  13. If you use a proxy, see if the proxy is reachable: check if the proxy name resolves to an IP, if you can ping it, if you can telnet to the proxy address and port:

    $ telnet [proxy address] [proxy port]

    you quit telnet with ^]quit.

  14. If you can connect directly to the web server, try to see if it answers:

    $ telnet [address] 80

    If you are connected, you can confirm that it's a web server:

    GET / HTTP/1.0 (then Enter twice)

    If it's a web server, it should give you something like a webpage or an HTTP redirect.

When you try to setup a service and it doesn't work:

  1. check that it's running:

    $ ps aux | grep dnsmasq
  2. check that it's listening on the right port:

    $ sudo netstat -lp
  3. check that it's listening from the outside:

    $ nmap [hostname]
  4. check for messages in /var/log/daemon.log or /var/log/syslog

  5. check that the configuration is correct and reload or restart the server to make sure it's running with the right configuration:

    # /etc/init.d/dnsmasq restart


By default: works as a DNS server that serves the data in /etc/hosts.

By default: uses /etc/resolv.conf to find addresses of other DNS to use when a name is not found in /etc/hosts.

To enable the DHCP server, uncomment:


in /etc/dnsmasq.conf and set it to the range of addresses you want to serve.

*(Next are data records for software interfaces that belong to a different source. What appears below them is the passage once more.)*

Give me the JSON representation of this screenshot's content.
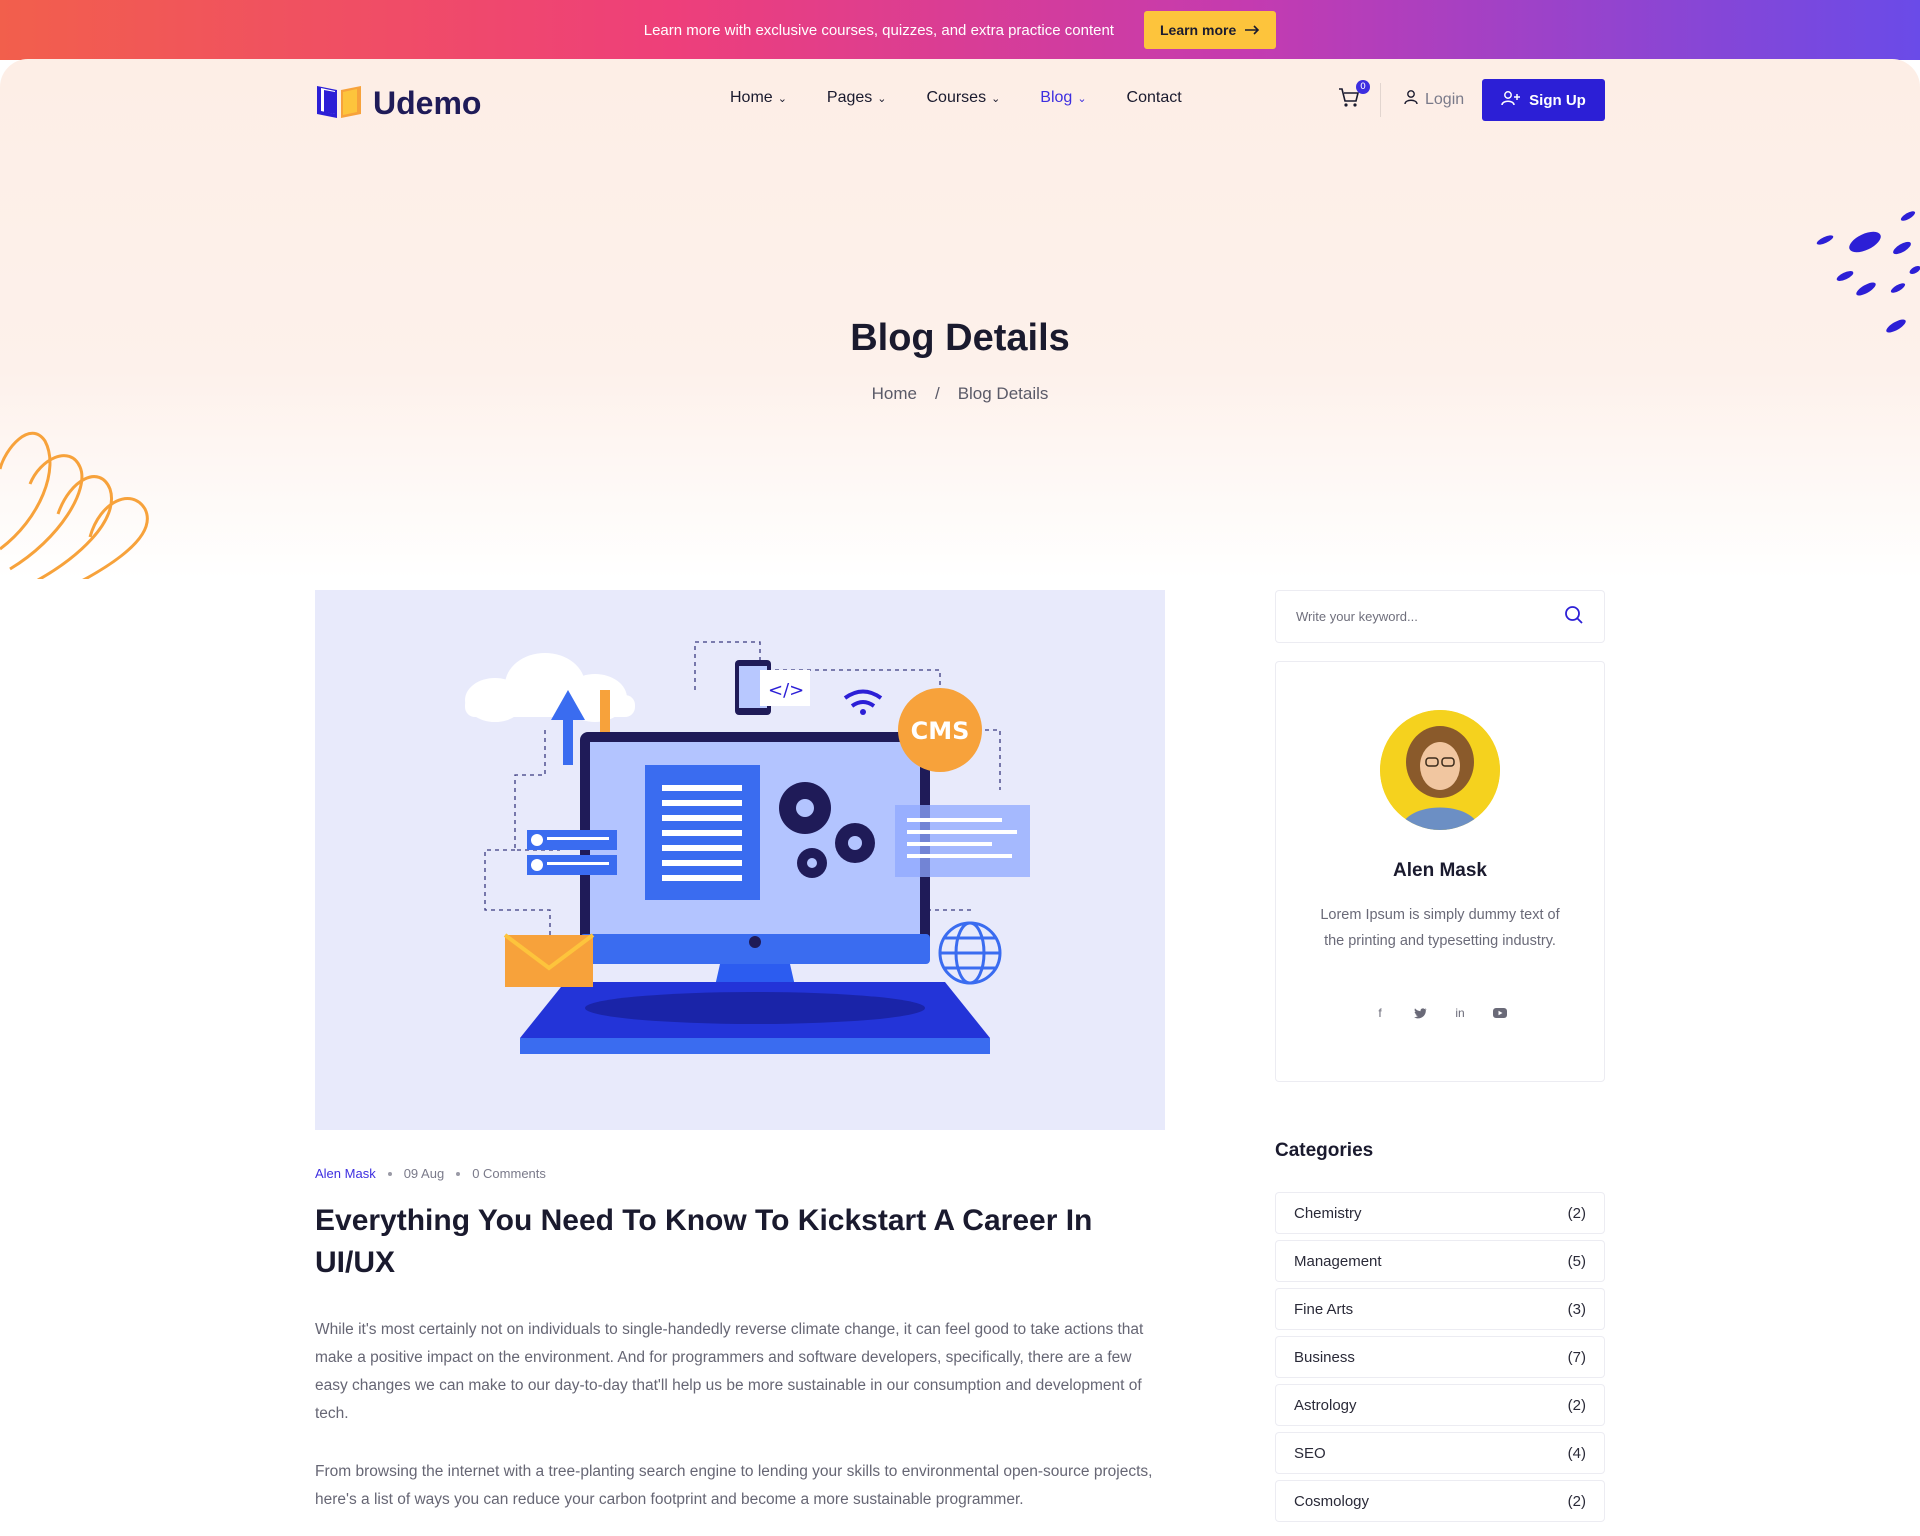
{
  "promo": {
    "text": "Learn more with exclusive courses, quizzes, and extra practice content",
    "button_label": "Learn more"
  },
  "header": {
    "logo_text": "Udemo",
    "nav": [
      {
        "label": "Home",
        "has_dropdown": true
      },
      {
        "label": "Pages",
        "has_dropdown": true
      },
      {
        "label": "Courses",
        "has_dropdown": true
      },
      {
        "label": "Blog",
        "has_dropdown": true,
        "active": true
      },
      {
        "label": "Contact",
        "has_dropdown": false
      }
    ],
    "cart_count": "0",
    "login_label": "Login",
    "signup_label": "Sign Up"
  },
  "hero": {
    "title": "Blog Details",
    "breadcrumb": [
      "Home",
      "/",
      "Blog Details"
    ]
  },
  "post": {
    "author": "Alen Mask",
    "date": "09 Aug",
    "comments": "0 Comments",
    "title": "Everything You Need To Know To Kickstart A Career In UI/UX",
    "paragraphs": [
      "While it's most certainly not on individuals to single-handedly reverse climate change, it can feel good to take actions that make a positive impact on the environment. And for programmers and software developers, specifically, there are a few easy changes we can make to our day-to-day that'll help us be more sustainable in our consumption and development of tech.",
      "From browsing the internet with a tree-planting search engine to lending your skills to environmental open-source projects, here's a list of ways you can reduce your carbon footprint and become a more sustainable programmer."
    ],
    "image_text": "CMS"
  },
  "sidebar": {
    "search_placeholder": "Write your keyword...",
    "author_card": {
      "name": "Alen Mask",
      "bio": "Lorem Ipsum is simply dummy text of the printing and typesetting industry.",
      "socials": [
        "facebook-icon",
        "twitter-icon",
        "linkedin-icon",
        "youtube-icon"
      ]
    },
    "categories_title": "Categories",
    "categories": [
      {
        "name": "Chemistry",
        "count": "(2)"
      },
      {
        "name": "Management",
        "count": "(5)"
      },
      {
        "name": "Fine Arts",
        "count": "(3)"
      },
      {
        "name": "Business",
        "count": "(7)"
      },
      {
        "name": "Astrology",
        "count": "(2)"
      },
      {
        "name": "SEO",
        "count": "(4)"
      },
      {
        "name": "Cosmology",
        "count": "(2)"
      }
    ]
  },
  "colors": {
    "brand": "#2c1fd6",
    "accent_yellow": "#fdc43c",
    "accent_orange": "#f7a23b"
  }
}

Pay attention to never put two DHCP servers on the same local network, or they will interfere with each others.

To test if the DHCP server is working, use dhcping (not installed by default on Ubuntu).

To communicate other information like DNS, gateway and netmask to the clients, use this piece of dnsmasq.conf:

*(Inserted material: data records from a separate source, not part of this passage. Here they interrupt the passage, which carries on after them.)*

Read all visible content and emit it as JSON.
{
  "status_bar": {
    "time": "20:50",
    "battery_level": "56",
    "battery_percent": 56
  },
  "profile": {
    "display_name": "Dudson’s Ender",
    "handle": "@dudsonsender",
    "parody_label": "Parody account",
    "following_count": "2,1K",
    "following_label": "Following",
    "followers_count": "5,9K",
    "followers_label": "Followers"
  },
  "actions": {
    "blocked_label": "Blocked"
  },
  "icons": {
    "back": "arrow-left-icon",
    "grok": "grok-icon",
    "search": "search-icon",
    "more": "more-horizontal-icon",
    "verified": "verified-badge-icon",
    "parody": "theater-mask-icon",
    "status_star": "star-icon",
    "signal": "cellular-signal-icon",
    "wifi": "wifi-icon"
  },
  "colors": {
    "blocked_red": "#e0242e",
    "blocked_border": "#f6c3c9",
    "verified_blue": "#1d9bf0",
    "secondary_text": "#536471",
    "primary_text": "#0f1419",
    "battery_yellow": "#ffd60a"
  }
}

    # For reference, the common options are:
    # subnet mask - 1
    # default router - 3
    # DNS server - 6
    # broadcast address - 28

Problems found today:

  • changing the name of the local machine in /etc/hosts breaks sudo, and without sudo it's impossible to edit the file. The only way to fix this is a reboot in recovery mode.

  • dhclient -n -w is different than dhclient -nw

Quick start examples with tar:

    # Create an archive
    tar zcvf nmap.tar.gz *.deb

    # Extract an archive
    tar zxvf nmap.tar.gz

    # Look at the contents of an archive
    tar ztvf nmap.tar.gz

Quick & dirty way to send a file between two computers without web server, e-mail, shared disk space or any other infrastructure:

    # To send
    nc -l -p 12345 -q 1 < nmap.tar.gz

    # To receive
    nc 12345 > nmap.tar.gz

    # To repeat the send command 20 times
    for i in `seq 1 20`; do nc -l -p 12345 -q 1 < nmap.tar.gz ; done

Update: Javier Fernandez-Sanguino writes:

Your "XXX day in Addis" is certainly good reading, nice to see somebody reviewing common tools from a novice point of view. Some comments:

  • Regarding your comments on how to troubleshoot network connectivity problems I just wanted to point you to the network test script I wrote and submited to the debian-goodies package ages ago. It's available at and should do automatically most of the stuff you commented on your blog.

  • Your example to test hosts alive in the network using nmap -sP is good. However, newer (v4) versions can do ARP ping in the local network which is much more efficient (some systems might block ICMP outbount), that's the -PR option and should be enabled (by default). See Also, you might want to add a '-n' there so that nmap does not try to do DNS resolution of the hosts (which might take up some time if your DNS does not include local IPs)

  • tcpdump, it would be wiser to turn novice users to ethereal since it has a much better UI than tcpdump and it is able to dissect (interpret) protocols that tcpdump can't analyse.

  • you are missing arp as a tool in itself, it is useful to debug network issues since if the host is local and does not show up in arp output either a) it's down or b) you don't have proper network connectivity. (If you are missing an ARP entry for your default gateway your setup is broken)

Update: Marius Gedminas writes:


In my experience if sudo cannot resolve the hostname (e.g. if you break /etc/hosts), you can still use sudo, but you have to wait something like 30 seconds until the DNS request times out.

I tried to break my /etc/hosts (while keeping a root shell so I can fix it if something goes wrong), but couldn't even get the timeout now. Sudo just said unable to lookup $hostname via gethostbyname() and gave me a root shell.